Muckhart commonly refers to two small villages in Clackmannanshire, Scotland, Pool of Muckhart and Yetts o' Muckhart. Muckhart is one of the Hillfoots Villages, situated on the A91 around 3 miles northeast of Dollar. The Gaelic name, Muc-àird, comes from muc ("pig") + àird ("height"), and may derive from the fact that the surrounding fields may once have been used for pig farming.

<span class="mw-page-title-main">Recreation Park, Alloa</span> Football stadium in Alloa, Clackmannanshire, Scotland

Recreation Park, also known as Recreation Grounds, The Recs and The Indodrill Stadium for sponsorship reasons, is a football stadium in Alloa, Clackmannanshire, Scotland. It is the home ground of Scottish Professional Football League team Alloa Athletic, who have played there since 1895. Additionally, Broomhill of the Scottish Lowland Football League have been groundsharing at Recreation Park since 2016. Central Girls Football Academy have used the stadium for home matches from 2017. The stadium has an artificial playing surface and has a capacity of 3,100.

<span class="mw-page-title-main">Tullibody</span> Town in Clackmannanshire, Central Lowlands, Scotland

Tullibody, is a town set in the Central Lowlands of Scotland.

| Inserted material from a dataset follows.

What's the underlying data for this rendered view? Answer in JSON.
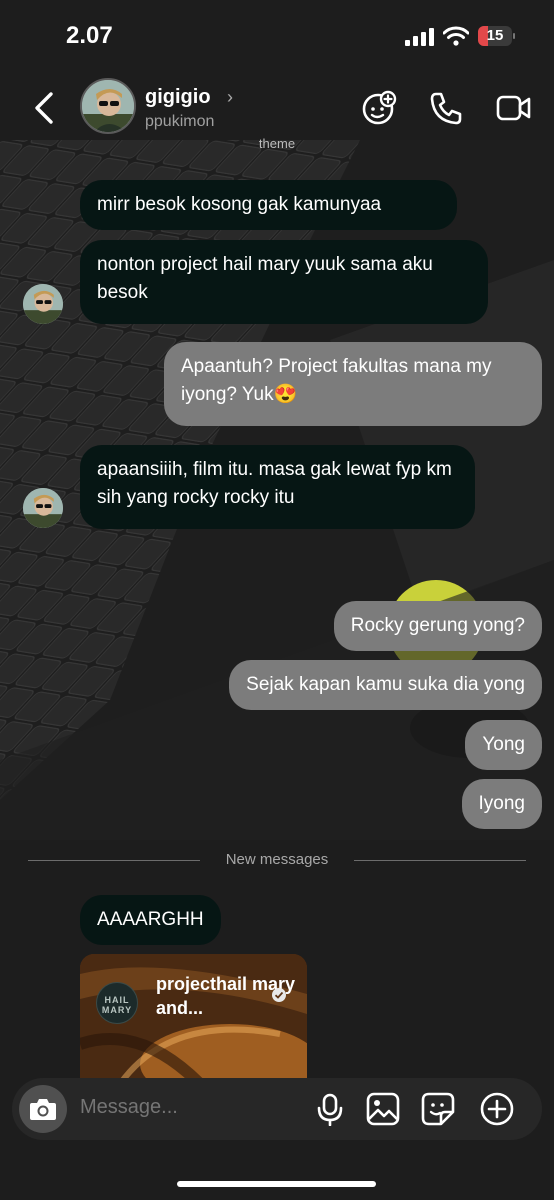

It lies north of the River Forth near to the foot of the Ochil Hills within the Forth Valley. The town is 1.8 miles (2.9 km) south-west of Alva, 1.8 miles (2.9 km) north-west of Alloa and 4.0 miles (6.4 km) east-northeast of Stirling. The town is part of the Clackmannanshire council area.

<span class="mw-page-title-main">Stirling and Dunfermline Railway</span> Former railway in Scotland

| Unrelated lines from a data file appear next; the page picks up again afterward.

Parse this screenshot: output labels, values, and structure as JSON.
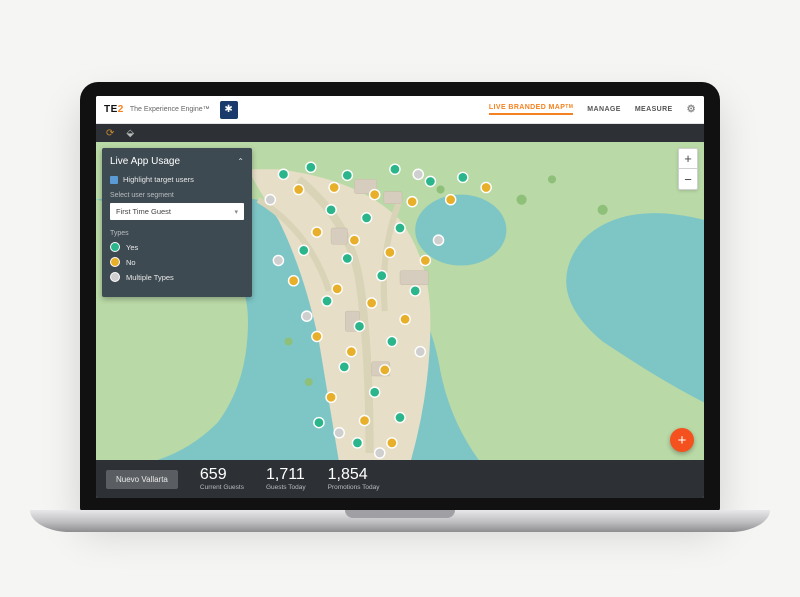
{
  "brand": {
    "logo_main": "TE",
    "logo_accent": "2",
    "logo_sub": "The Experience Engine™"
  },
  "header_nav": {
    "branded_map": "LIVE BRANDED MAP",
    "branded_map_badge": "TM",
    "manage": "MANAGE",
    "measure": "MEASURE"
  },
  "zoom": {
    "plus": "+",
    "minus": "−"
  },
  "panel": {
    "title": "Live App Usage",
    "checkbox_label": "Highlight target users",
    "segment_label": "Select user segment",
    "segment_value": "First Time Guest",
    "types_label": "Types",
    "legend": {
      "yes": "Yes",
      "no": "No",
      "mult": "Multiple Types"
    }
  },
  "fab": "+",
  "footer": {
    "location": "Nuevo Vallarta",
    "stat1_num": "659",
    "stat1_lbl": "Current Guests",
    "stat2_num": "1,711",
    "stat2_lbl": "Guests Today",
    "stat3_num": "1,854",
    "stat3_lbl": "Promotions Today"
  }
}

The Stirling and Dunfermline Railway was a railway in Scotland connecting Stirling and Dunfermline. It was planned by the Edinburgh and Glasgow Railway to get access to the mineral deposits on the line of route, but also as a tactical measure to keep the rival Caledonian Railway out of Fife.

<span class="mw-page-title-main">Crook of Devon</span> Human settlement in Scotland

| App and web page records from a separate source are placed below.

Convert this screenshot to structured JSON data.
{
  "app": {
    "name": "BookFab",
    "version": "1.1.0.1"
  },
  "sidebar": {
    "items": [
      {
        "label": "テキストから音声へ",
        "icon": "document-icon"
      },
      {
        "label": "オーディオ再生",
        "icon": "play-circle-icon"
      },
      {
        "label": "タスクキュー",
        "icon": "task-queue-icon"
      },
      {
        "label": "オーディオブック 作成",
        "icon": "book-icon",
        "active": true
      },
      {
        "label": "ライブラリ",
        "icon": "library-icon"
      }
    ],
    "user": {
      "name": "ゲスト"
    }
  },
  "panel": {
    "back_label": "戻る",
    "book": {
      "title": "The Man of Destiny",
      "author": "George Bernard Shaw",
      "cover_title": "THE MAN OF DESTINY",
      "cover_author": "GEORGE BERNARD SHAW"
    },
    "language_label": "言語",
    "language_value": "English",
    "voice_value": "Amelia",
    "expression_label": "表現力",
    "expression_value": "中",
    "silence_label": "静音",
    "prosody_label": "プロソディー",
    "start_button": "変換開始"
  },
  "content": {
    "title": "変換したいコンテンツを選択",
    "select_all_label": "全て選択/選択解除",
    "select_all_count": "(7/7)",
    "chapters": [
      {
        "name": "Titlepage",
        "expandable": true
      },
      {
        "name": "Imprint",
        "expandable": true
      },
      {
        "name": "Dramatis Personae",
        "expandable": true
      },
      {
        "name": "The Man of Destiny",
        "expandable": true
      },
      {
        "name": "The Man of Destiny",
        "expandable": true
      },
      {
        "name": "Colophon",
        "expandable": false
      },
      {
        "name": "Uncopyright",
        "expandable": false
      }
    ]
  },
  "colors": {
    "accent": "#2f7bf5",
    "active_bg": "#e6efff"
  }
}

Crook of Devon is a village within the parish of Fossoway in Kinross-shire about six miles west of Kinross on the A977 road. Its name derives from the nearly 180-degree turn, from generally eastwards to generally westwards and resembling the shape of a shepherd's crook, which the River Devon makes at the village.

<span class="mw-page-title-main">Clackmannan Tower</span>

Clackmannan Tower is a five-storey tower house, situated at the summit of King's Seat Hill in Clackmannan, Clackmannanshire, Scotland. It dates back to at least the 14th century, when it was inhabited by King David II of Scotland, and David is recorded as selling it to his cousin Robert Bruce in 1359.

Strathdevon is the strath of the River Devon in Clackmannanshire, Scotland. Strathdevon is associated with the parish of Muckhart and was up until 1971 the southernmost tip of Perthshire.

<span class="mw-page-title-main">Devon Valley Railway</span> Former railway line in Scotland

The Devon Valley Railway linked Alloa and Kinross in central Scotland, along a route following the valley of the River Devon. Its construction took 20 years from the first section opening in 1851, to the final section in 1871. Three railway companies were involved, and it encountered a great many problems both with finance and engineering.

<span class="mw-page-title-main">Devon Way</span>

Devon Way is a pathway in Clackmannanshire, Central Scotland. It lies on the southern section of the former Devon Valley Railway from Dollar to Tillicoultry a distance of 3+14 miles (5.2 km). It is used by for walkers, cyclists and horse riders and forms part of Route 767 on the National Cycle Network.

Crauford Tait WS was a 17th/18th century Scottish lawyer, improver and landowner and also a contemporary and friend of Robert Burns.

John Melvin (1855–1905) was a Scottish architect in central Scotland specialising in Arts & Crafts architecture.

References